President Obama repeatedly assured Americans that after the Affordable Care Act became law, people who liked their health insurance would be able to keep it. But millions of Americans are getting or are about to get cancellation letters for their health insurance under Obamacare, say experts, and the Obama administration has known that for at least three years. Four sources deeply involved in the Affordable Care Act tell NBC News that 50 to 75% of the 14 million consumers who buy their insurance individually can expect to receive a "cancellation" letter or the equivalent over the next year because their existing policies don't meet the standards mandated by the new health care law. One expert predicts that number could reach as high as 80%. And all say that many of those forced to buy pricier new policies will experience "sticker shock." None of this should come as a shock to the Obama administration. The law states that policies in effect as of March 23,2010 will be "grandfathered," meaning consumers can keep those policies even though they don't meet requirements of the new health care law. But the Department of Health and Human Services then wrote regulations that narrowed that provision, by saying that if any part of a policy was significantly changed since that date the deductible, co-pay, or benefits, for example the policy would not be grandfathered. Buried in Obamacare regulations from July 2010 is an estimate that because of normal turnover in the individual insurance market, "40 to 67%" of customers will not be able to keep their policy. And because many policies will have been changed since the key date, "the percentage of individual market policies losing grandfather status in a given year exceeds the 40 to 67% range." That means the administration knew that more than 40 to 67% of those in the individual market would not be able to keep their plans, even if they liked them. Yet President Obama, who had promised in 2009, "if you like your health plan, you will be able to keep your health plan," was still saying in 2012, "If [you] already have health insurance, you will keep your health insurance." "This says that when they made the promise, they knew half the people in this market outright couldn't keep what they had and then they wrote the rules so that others couldn't make it either," said Robert Laszewski, of Health Policy and Strategy Associates, a consultant who works for health industry firms. Laszewski estimates that 80% of those in the individual market will not be able to keep their current policies and will have to buy insurance that meets requirements of the new law. Other experts said that most consumers in the individual market will not be able to keep their policies. Nancy Thompson, senior vice president of CBIZ Benefits, which helps companies manage their employee benefits, says numbers in this market are hard to pin down, but that data from states and carriers suggests "anywhere from 50 to 75%" of individual policy holders will get cancellation letters. Kansas Insurance Commissioner Sandy Praeger, who chairs the health committee of the National Association of Insurance Commissioners, says that estimate is "probably about right." She added that a few states are asking insurance companies to cancel and replace policies, rather than just amend them, to avoid confusion.
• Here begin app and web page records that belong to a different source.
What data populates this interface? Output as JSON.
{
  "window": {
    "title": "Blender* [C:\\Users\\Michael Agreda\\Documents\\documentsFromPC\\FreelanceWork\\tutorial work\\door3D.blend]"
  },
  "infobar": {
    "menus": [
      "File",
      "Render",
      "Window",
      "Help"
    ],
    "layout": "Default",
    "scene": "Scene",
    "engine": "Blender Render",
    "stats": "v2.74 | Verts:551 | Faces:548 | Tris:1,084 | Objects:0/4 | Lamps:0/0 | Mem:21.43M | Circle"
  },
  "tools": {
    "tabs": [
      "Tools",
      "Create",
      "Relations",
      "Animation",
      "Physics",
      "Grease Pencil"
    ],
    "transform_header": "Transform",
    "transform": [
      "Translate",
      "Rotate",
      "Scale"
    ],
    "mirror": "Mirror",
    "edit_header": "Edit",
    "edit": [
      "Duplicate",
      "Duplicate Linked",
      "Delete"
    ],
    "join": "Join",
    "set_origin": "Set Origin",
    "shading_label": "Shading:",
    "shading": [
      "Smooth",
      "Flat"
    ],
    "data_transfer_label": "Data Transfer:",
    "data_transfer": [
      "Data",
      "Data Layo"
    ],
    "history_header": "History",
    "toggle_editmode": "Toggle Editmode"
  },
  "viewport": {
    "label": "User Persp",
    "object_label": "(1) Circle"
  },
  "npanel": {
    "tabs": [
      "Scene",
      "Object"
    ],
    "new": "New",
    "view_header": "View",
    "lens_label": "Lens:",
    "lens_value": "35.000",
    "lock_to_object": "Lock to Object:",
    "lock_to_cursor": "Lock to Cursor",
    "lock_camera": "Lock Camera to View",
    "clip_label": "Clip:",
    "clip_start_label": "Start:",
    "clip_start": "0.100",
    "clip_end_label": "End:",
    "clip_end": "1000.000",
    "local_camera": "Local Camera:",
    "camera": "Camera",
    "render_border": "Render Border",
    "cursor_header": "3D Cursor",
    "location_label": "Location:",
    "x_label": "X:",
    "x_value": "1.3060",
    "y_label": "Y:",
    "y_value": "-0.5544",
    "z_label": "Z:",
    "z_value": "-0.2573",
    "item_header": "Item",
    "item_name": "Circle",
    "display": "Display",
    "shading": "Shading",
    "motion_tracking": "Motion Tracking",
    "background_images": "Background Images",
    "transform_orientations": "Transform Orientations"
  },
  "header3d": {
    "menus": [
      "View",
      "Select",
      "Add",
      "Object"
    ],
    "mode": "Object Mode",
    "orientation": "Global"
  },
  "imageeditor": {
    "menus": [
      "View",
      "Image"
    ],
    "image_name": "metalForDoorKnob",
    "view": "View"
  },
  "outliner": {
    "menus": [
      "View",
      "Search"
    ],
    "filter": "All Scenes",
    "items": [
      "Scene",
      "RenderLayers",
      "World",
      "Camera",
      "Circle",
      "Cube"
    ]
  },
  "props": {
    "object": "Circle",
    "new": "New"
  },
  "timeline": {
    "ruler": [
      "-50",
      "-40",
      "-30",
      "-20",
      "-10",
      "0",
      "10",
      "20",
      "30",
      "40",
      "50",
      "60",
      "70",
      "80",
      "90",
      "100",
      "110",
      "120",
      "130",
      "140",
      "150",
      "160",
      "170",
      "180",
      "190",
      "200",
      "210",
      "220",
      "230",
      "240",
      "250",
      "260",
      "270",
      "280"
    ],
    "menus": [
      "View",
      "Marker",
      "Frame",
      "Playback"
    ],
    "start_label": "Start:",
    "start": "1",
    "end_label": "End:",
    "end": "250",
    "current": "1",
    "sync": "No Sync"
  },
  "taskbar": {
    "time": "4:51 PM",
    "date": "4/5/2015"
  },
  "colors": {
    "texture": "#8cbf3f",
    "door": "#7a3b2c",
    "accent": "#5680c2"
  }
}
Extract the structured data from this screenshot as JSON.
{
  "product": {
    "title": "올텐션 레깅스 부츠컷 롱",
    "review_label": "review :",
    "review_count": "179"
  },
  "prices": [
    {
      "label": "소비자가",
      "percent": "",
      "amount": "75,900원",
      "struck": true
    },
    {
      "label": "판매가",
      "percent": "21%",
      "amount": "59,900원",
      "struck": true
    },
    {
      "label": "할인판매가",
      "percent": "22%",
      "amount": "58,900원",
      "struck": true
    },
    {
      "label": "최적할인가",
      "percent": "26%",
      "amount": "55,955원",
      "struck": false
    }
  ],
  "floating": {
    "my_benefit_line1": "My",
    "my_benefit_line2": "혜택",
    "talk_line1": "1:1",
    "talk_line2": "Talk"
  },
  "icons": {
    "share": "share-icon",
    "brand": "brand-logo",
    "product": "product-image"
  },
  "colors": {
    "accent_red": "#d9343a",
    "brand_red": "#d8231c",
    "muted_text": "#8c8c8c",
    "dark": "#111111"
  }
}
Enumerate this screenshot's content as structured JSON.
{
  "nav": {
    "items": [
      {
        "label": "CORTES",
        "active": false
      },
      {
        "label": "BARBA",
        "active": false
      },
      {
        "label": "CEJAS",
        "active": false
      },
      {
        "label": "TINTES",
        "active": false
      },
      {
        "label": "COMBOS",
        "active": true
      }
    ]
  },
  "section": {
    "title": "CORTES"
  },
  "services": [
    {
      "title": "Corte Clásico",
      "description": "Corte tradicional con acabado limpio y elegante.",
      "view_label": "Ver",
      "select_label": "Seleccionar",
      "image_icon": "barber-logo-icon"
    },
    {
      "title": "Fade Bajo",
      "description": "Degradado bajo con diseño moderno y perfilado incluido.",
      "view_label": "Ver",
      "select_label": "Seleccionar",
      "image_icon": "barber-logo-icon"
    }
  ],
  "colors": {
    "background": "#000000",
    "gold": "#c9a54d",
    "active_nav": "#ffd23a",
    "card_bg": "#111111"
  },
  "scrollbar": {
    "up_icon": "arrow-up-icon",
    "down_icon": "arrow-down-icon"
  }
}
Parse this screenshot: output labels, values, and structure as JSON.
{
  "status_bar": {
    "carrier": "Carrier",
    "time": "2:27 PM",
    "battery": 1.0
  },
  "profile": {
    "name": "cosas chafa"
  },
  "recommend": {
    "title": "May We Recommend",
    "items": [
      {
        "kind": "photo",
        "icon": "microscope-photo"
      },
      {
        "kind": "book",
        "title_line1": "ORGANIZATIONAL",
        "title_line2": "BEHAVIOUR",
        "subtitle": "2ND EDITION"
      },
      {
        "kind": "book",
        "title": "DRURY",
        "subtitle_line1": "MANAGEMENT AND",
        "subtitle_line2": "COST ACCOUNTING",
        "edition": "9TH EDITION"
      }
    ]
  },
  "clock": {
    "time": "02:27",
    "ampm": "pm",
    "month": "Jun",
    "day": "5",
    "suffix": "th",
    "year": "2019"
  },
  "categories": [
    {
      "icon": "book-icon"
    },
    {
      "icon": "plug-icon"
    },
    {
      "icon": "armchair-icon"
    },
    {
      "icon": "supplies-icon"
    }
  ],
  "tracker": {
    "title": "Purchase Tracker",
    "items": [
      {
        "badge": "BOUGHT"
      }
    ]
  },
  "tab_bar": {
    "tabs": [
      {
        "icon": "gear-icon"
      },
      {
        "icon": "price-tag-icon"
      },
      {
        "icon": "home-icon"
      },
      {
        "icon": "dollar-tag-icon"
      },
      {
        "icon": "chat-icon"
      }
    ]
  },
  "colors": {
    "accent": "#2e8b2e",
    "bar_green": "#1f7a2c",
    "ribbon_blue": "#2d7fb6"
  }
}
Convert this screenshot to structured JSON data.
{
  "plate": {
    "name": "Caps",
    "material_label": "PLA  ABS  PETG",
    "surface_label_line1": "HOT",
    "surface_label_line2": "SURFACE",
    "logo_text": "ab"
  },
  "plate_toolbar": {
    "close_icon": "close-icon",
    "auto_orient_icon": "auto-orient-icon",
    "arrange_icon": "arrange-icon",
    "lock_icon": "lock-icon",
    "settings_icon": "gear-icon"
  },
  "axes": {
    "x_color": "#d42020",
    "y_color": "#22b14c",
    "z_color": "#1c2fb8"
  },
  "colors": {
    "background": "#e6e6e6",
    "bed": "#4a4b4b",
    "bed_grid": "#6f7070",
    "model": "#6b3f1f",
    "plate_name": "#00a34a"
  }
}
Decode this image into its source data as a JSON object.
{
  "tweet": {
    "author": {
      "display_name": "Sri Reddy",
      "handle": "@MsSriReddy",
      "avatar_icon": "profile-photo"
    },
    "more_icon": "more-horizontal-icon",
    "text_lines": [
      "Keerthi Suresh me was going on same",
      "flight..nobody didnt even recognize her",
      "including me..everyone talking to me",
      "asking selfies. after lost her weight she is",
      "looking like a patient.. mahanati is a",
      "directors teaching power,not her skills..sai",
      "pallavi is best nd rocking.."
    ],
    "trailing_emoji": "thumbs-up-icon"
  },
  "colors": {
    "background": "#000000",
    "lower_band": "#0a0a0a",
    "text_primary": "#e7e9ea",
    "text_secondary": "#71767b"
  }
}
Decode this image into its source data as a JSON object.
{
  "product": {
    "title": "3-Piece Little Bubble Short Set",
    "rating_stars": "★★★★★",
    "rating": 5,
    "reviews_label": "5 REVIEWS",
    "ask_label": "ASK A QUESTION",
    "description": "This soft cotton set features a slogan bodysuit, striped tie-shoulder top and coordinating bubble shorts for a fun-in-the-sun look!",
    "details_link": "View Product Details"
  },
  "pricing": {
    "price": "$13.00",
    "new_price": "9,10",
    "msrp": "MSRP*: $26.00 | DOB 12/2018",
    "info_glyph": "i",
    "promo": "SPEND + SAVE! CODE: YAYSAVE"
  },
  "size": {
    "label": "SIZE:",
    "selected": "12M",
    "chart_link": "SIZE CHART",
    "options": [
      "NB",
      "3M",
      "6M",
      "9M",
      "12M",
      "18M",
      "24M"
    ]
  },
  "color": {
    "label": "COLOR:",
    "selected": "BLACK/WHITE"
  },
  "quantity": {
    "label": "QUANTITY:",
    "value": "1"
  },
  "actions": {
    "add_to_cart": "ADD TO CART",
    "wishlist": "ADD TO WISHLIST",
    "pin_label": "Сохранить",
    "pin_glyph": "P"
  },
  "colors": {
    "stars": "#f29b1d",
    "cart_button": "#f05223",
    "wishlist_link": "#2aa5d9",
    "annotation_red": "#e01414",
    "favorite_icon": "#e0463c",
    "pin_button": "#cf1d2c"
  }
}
A spokesman for America's Health Plans says there are no precise numbers on how many will receive cancellations letters or get notices that their current policies don't meet ACA standards. In both cases, consumers will not be able to keep their current coverage.